Frustrated by unsafe truck and bus operators that evade U.S. orders to get off the road, U.S. regulators are assuming new powers to punish companies and executives that most flagrantly flout safety rules.
A bus company cited for brake defects and other violations still won U.S. regulators’ top safety rating a month before one of its vehicles careened down a mountain road because the driver couldn’t stop, records show.
Five days after the U.S. closed 26 discount bus companies, the National Transportation Safety Board yesterday showed how much work remains to improve safety in the nation’s fastest-growing passenger transportation mode.
The driver in a New York bus crash that killed 15 people had his driver’s license suspended 18 times and was fired from two previous transportation jobs, according to investigative documents released today.
Outside New York’s Winter Garden Theatre, where “Mamma Mia” is nearing the end of a 13-year Broadway run, unwitting tourists board a bus bearing the name of a company U.S. regulators tried to close two years ago.
U.S. Transportation Department regulations meant to ensure truck drivers get more rest were mostly upheld by a federal appeals court, a defeat for companies that said the rules would add cost without improving highway safety.

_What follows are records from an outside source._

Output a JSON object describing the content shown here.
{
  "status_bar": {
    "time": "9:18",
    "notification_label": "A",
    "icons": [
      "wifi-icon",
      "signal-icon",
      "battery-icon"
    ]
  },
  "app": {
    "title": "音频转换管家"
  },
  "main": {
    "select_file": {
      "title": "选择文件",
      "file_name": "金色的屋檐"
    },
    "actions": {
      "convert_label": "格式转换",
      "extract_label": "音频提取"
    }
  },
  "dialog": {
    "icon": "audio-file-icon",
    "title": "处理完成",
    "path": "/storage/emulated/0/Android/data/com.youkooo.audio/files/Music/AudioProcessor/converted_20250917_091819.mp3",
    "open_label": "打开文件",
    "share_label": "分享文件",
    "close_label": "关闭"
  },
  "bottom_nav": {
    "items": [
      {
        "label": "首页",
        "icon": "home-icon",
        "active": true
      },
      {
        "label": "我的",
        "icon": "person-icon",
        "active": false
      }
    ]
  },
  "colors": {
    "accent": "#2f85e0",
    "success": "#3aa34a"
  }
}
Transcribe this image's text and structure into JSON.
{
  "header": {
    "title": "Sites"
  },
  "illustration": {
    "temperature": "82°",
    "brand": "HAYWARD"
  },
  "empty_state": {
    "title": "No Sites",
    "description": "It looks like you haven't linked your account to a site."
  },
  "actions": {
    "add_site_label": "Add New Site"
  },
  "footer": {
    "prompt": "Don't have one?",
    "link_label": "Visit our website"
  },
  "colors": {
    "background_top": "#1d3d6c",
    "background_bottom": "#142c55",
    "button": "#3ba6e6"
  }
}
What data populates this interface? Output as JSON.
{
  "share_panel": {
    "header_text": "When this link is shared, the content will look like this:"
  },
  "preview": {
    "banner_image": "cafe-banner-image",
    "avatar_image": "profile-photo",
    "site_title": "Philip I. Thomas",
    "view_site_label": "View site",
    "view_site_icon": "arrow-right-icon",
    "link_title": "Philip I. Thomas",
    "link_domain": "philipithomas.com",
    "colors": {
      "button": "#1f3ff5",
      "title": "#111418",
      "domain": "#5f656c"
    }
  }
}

U.S. auto-safety regulators proposed standardizing keyless ignitions to allow drivers to turn off cars faster and more easily in incidents of unintended acceleration following Toyota Motor Corp.’s record recalls.